“And He personally gave some to be apostles, some prophets, some evangelists, some pastors and teachers, for the training of the saints in the work of ministry, to build up the body of Christ, until we all reach unity in the faith and in the knowledge of God’s Son, growing into a mature man with a stature measured by Christ’s fullness.” (Ephesians 4:11-13 CSB)
The matter of spiritual gifts has generated much discussion. In some cases it has generated much heat but not so much light, but even so the discussion is good if it helps us to grow in our understanding of what spiritual gifts are all about.
Our tendency is to compartmentalize spiritual gifts in much the same way as we try to segment various aspects of our lives. The “Greek” view of life does this, and most of us have been influenced more by that way of thinking.

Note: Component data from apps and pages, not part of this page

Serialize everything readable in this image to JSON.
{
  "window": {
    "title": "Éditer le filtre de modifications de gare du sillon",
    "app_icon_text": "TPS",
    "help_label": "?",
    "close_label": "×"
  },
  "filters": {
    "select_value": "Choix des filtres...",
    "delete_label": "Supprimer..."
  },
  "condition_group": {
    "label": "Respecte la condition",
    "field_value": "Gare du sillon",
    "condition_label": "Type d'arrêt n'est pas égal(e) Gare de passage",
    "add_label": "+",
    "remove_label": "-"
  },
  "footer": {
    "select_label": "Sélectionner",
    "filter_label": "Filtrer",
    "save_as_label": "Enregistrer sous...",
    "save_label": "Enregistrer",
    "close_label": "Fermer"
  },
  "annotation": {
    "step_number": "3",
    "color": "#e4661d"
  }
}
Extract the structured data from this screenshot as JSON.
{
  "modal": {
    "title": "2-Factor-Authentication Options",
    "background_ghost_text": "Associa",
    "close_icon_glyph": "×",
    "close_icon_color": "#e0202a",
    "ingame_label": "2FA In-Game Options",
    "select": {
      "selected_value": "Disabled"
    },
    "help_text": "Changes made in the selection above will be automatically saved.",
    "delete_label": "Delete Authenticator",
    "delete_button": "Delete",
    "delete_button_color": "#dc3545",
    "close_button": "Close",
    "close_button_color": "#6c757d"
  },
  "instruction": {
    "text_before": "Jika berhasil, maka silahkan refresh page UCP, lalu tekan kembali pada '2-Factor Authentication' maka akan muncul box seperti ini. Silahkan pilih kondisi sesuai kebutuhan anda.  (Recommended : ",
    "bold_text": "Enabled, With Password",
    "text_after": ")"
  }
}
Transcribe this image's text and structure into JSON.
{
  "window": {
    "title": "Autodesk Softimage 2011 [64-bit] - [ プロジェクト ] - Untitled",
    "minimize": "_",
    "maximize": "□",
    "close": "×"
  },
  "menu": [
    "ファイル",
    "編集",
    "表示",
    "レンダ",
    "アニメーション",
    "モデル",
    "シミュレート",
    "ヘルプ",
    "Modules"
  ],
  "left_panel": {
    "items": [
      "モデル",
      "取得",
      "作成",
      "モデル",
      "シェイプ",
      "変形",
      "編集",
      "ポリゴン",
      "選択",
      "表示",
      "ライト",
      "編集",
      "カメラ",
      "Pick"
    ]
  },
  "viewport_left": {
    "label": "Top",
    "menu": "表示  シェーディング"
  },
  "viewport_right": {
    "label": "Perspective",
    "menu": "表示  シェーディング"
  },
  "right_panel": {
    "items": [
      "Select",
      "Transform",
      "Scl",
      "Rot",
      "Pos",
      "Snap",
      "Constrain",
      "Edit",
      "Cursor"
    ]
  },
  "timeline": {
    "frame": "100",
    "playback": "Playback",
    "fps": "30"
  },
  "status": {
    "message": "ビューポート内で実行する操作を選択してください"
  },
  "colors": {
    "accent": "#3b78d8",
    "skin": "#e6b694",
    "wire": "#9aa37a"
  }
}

For example, we tend to compartmentalize work, church, social life, education, family and so on. This helps us to organize and to focus on one aspect of life at a time. The “Jewish” view of life was much more “wholistic” in tone and tends to see life more as a whole with the various aspects of life as simply facets of the whole.
Since Paul probably wrote more from the Jewish viewpoint, we should probably try to view spiritual gifts not as separate entities but as facets of the whole. Further, we should probably view people with spiritual gifts rather than spiritual gifts as some kind of objective, concrete expression of the Holy Spirit. This particular text does not say that the Lord gave spiritual gifts; it says that He gave “some to be apostles, some prophets, some evangelists, some pastors and teachers.” The gifts do not simply exist out there in the spiritual realm, so that the Holy Spirit pulls them off a shelf and hands them to us to try on. The Lord gifts us with people whom He has enabled to serve in a special capacity.
That said, it is the purpose of the gifts the Spirit enables us to use that is crucial. There can be no legitimate sense of pride with regard to spiritual gifts. The important thing is what the Spirit intends for them to accomplish, and that is clear. All of them are given for the training of God’s people so that God’s people can serve in all the ways God calls them to serve. The Holy Spirit wants His gifts to build up the body of Christ, lead us toward unity, and toward a growing maturity, so that our lives take on a genuine consistency and perseverance. Genuine spiritual gifts, thus, do not bring attention to themselves but to what God wants them to achieve. That needs to be the measure of the validity of a spiritual gift.
Lord, Today may the gifts You have put into each of us achieve all that You intend for them to achieve. Amen.